Love Lies Bleeding’: Be gay, do crime, and then some

Katy O’Brien as Jackie in "Love Lies Bleeding."
Katy O’Brien as Jackie in “Love Lies Bleeding.”
Anna Kooris

Set in 1989, Rose Glass’ “Love Lies Bleeding” flashes back to the ‘90s with wild abandon. Imagine “Wild at Heart,” “Thelma and Louise,” “True Romance,” “Bound,” “Natural Born Killers,” “Pulp Fiction” and “Fear and Loathing in Las Vegas” played over each other all at once. Yet it’s not just a movie about movies. Glass takes violence more seriously than some of the films which inspired “Love Lies Bleeding.” The final shot of her debut film, “Saint Maud,” demonstrated her flair for images of cruelty. Her gorehound surrealism is tactile: handheld camera, close-ups (some quite extreme), garish lighting. If a movie could drip bodily fluids, this one would. Still, “Love Lies Bleeding” is honest about thinking through its title’s implications, for all its calculated outrage.

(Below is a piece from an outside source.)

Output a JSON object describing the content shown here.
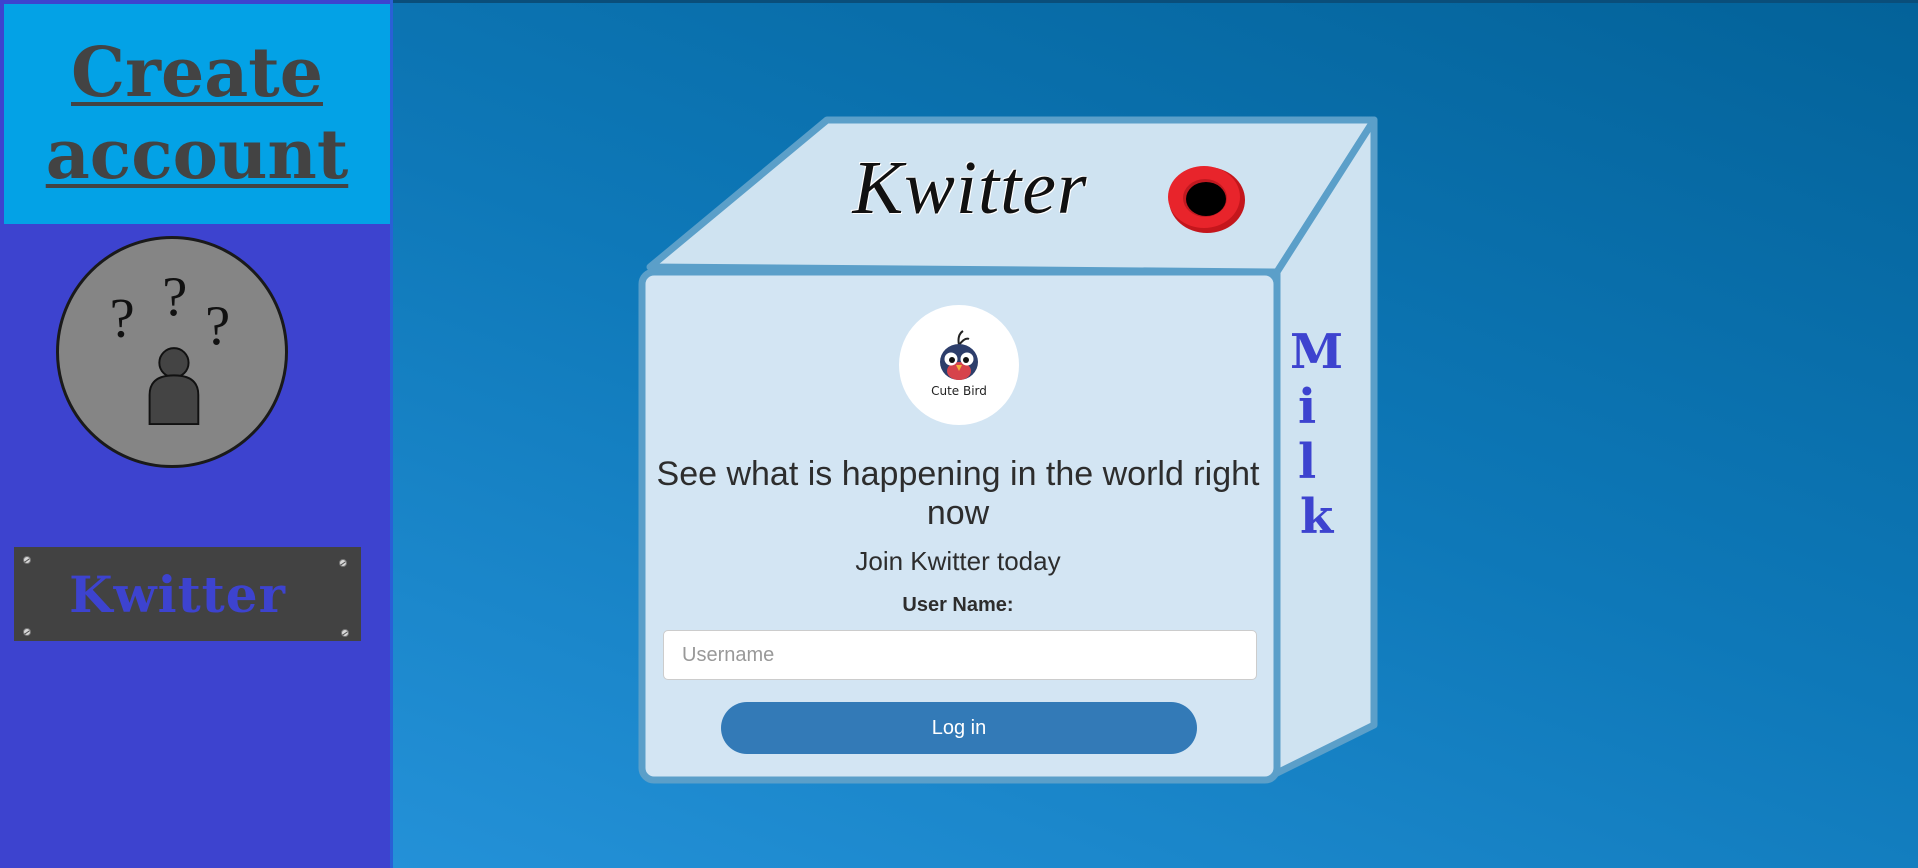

Bisexual bodybuilder Jackie (Katy O’Brien) meets Lou (out actor Kristen Stewart) when she drops by the New Mexico gym Lou manages, on her way to Las Vegas. They fall into a pattern of injecting steroids and having sex. (The film treats the drugs as an aphrodisiac.) Lou’s father (Ed Harris) owns the local gun range, which is a thinly concealed front for his work shipping weapons illegally to Mexico. Lou’s sister Beth (Jena Malone) struggles with her abusive husband (Dave Franco). Jackie’s entrance into this scenario proves volatile, upending life in this small town.

Jackie’s steroid use spirals into addiction. “Love Lies Bleeding” treats it with a vocabulary derived from movies about heroin and psychedelics. Glass delivers close-ups of syringes plunging into bulging veins, track marks and elbow-sized bastards. These shots dare the audience to look away. Jackie’s behavior looks like meth addiction, but once she arrives in Vegas, her chemistry-altered delusions take over. Her perception suggests a bad acid trip, with tourists sporting huge black eyeballs, female bodybuilders with misshaped bottles, slowed-down voices and the hallucination that she’s giving birth to Lou through her mouth when she’s really vomiting.

The America of “Love Lies Bleeding” is a mythic fantasy. Both Glass and co-writer Weronika Tofilska are European, and their film settles on a particularly lurid vision of the country, where gun culture and the Mexican border collide to bloody impact. (Given the location, it’s odd that the cast is almost entirely white.) It’s titillated by the existence of firing ranges and the concept of shooting guns as recreation, combining relish and disgust. Indeed, that’s true of many of the film’s images. (Lou’s introduced unclogging a diarrhea-filled toilet by hand.) Every wrinkle on Ed Harris’ face is visible, and his habit of letting a dung beetle run through his hand pays off in a particularly gross scene.

Glass selects images with a wicked sense of humor. She cuts from Lou masturbating to a shot of a cat eating. A car containing a man’s dead body is forced down a deep canyon resembling a vaginal slit. (This re-writes the y ending of “Thelma and Louise.”) Syringes and guns function as phalluses for women. But “Love Lies Bleeding” isn’t naïve enough to see this as entirely benign. When Jackie becomes unstable, her behavior is dangerous, even to other women. The film probably came close to earning an NC-17 rating, through scenes like the one where a man’s face is torn apart by being shoved into a table. The sight of the right side of Beth’s face swollen by her husband’s beating is indelible. If the gore is depicted with glee, “Love Lies Bleeding” also shows the pain that led to and follows it.

“Saint Maud” dived into religious belief through a different genre: horror. Its protagonist was a devout Catholic nurse taking care of a lesbian atheist dying of cancer. “Love Lies Bleeding” continues Glass’ interest in both queer women and the potential for fantasy to take over someone’s life. The final half hour leaves consensus reality behind, to a degree that the film enters Jackie and Lou’s own images of themselves. (As critic Brian Tallerico writes, it’s “all about obsession with things that make people feel powerful, particularly guns and muscles.”) If it becomes a bit too enamored with its own weirdness, “Love Lies Bleeding” puts a sapphic spin on neo-noir, flirting with clichés only to dodge away towards something more outrageous.

“Love Lies Bleeding” | Directed by Rose Glass| A24 | Opens March 8th at Regal Union Square and AMC Lincoln Center